Those New Gun-Control Polls

by Charles C. W. Cooke

At The American Prospect, Jamelle Bouie has a post about the likelihood of new gun-control measures:

In general, I’m skeptical about the prospects for new gun-control laws. The universe of people whose political activism is centered on opposing gun control is still much larger than the reverse, and few Republican lawmakers have any incentive to sign on to any kind of comprehensive law.

With that said, there is wide public support for several commonsense measures. 

new survey from the Pew Research Center, for example, shows that 85 percent of Americans support background checks for private and guns show sales, 80 percent support preventing people with mental illnesses from buying guns, and 67 percent support a federal database to track guns.

When it comes to public support for “background checks for private and gun show sales,” and to “preventing people with mental illness from purchasing guns,” the Pew data that Bouie cites may well be accurate, and support may well be “wide.” Indeed, if Joe Biden’s commission goes anywhere at all, stronger background checks and amended mental-health provisions are the items most likely to clear Congress.

But there are a couple of glaring elements within Pew’s data, which is presented graphically in Bouie’s post. (In fairness, Bouie ignores these elements in the text, which may be because he doesn’t consider them realistic or useful.) For example: 58 percent of Americans claim to favor a “ban on semi-automatic weapons,” which is a few percent more than back a “ban on assault style weapons.” This is incoherent, first because “assault-style weapons” don’t exist — “assault weapon” is a made up term — and second because almost all weapons that are labelled “assault-style weapons” are semi-automatic. The majority of guns in the United States are semi-automatic. Either Americans do not realize that a “ban on semi-automatic weapons” would effectively ban most guns in the United States, including most handguns, or Newtown was a watershed moment and the public now supports far stricter gun control than previous polls suggest. Having closely watched the illiterate debate about guns over the past month — and despaired at the general confusion of terms — my money is on the former.

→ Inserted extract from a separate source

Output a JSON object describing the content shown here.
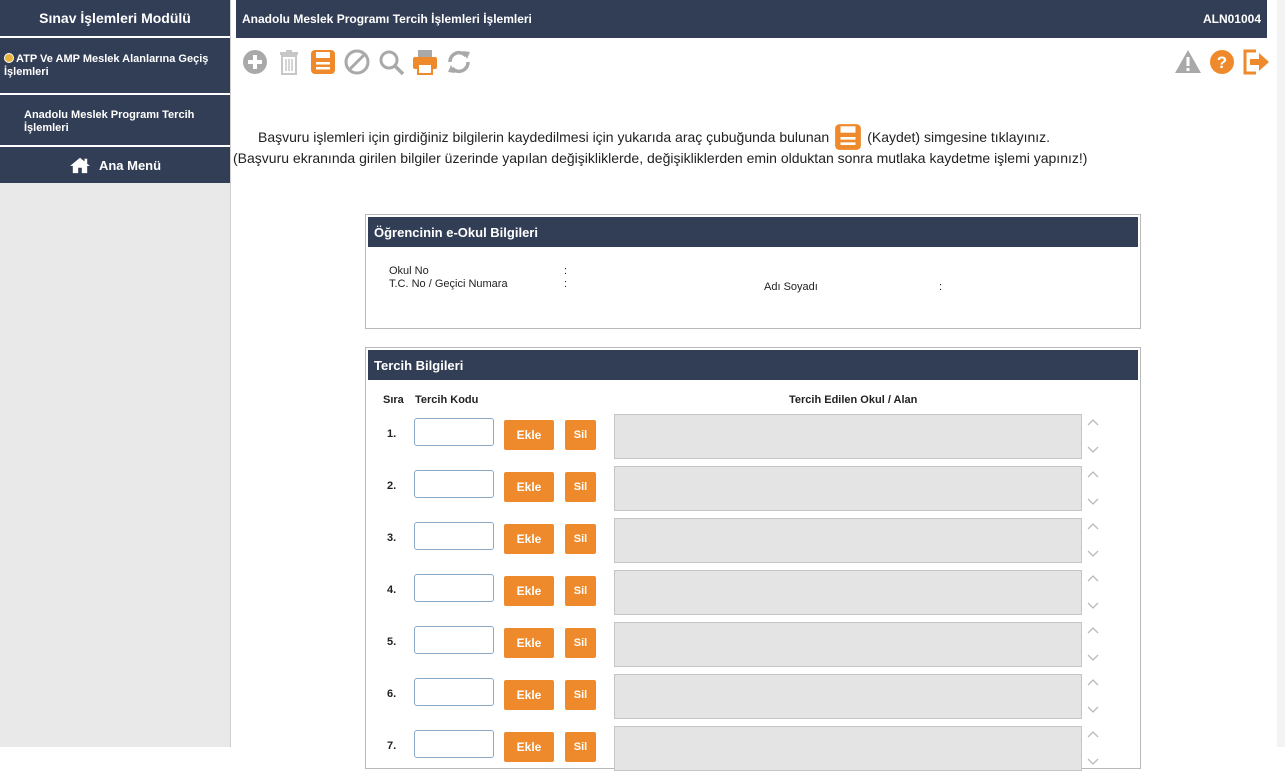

Likewise, a new Washington Post/ABC poll claims to have found that 51 percent of Americans support “a law requiring a nationwide ban on semi-automatic handguns, which automatically re-load every time the trigger is pulled.” I shall believe this when I see it. If this is true it is huge, and might well usher in the end of widespread gun ownership in the United States. More likely, however, it is a failure of respondents to connect the questions to the guns to which they refer. Words such as “assault weapon” and “semi-automatic” sound scary — gun-control proponents know this, which is why they throw them around — and they conjure up images that are far removed from reality. My suspicion is that if Americans realized that they are actually being asked about that modest handgun they have in their bedroom drawer, and not military-grade weaponry, their answers would change dramatically.

Certainly, these alleged levels of support don’t tally with Monday’s findings from Gallup:

Thirty-eight percent of Americans are dissatisfied with the nation’s gun laws and want them strengthened–a big jump from the 25 percent reading of a year ago, and the highest in a dozen years.

But….43 percent are either satisfied with current gun laws or think they should be loosened.

“Other recent Gallup polling shows Americans are not prepared to relinquish their Second Amendment rights, as majorities reject banning the possession of handguns by civilians, or even outlawing the manufacture or possession of certain semi-automatic guns known as assault rifles,” Gallup said.

If Americans had really turned on private ownership of handguns, one would not expect to see these attitudes toward current law. Time will tell.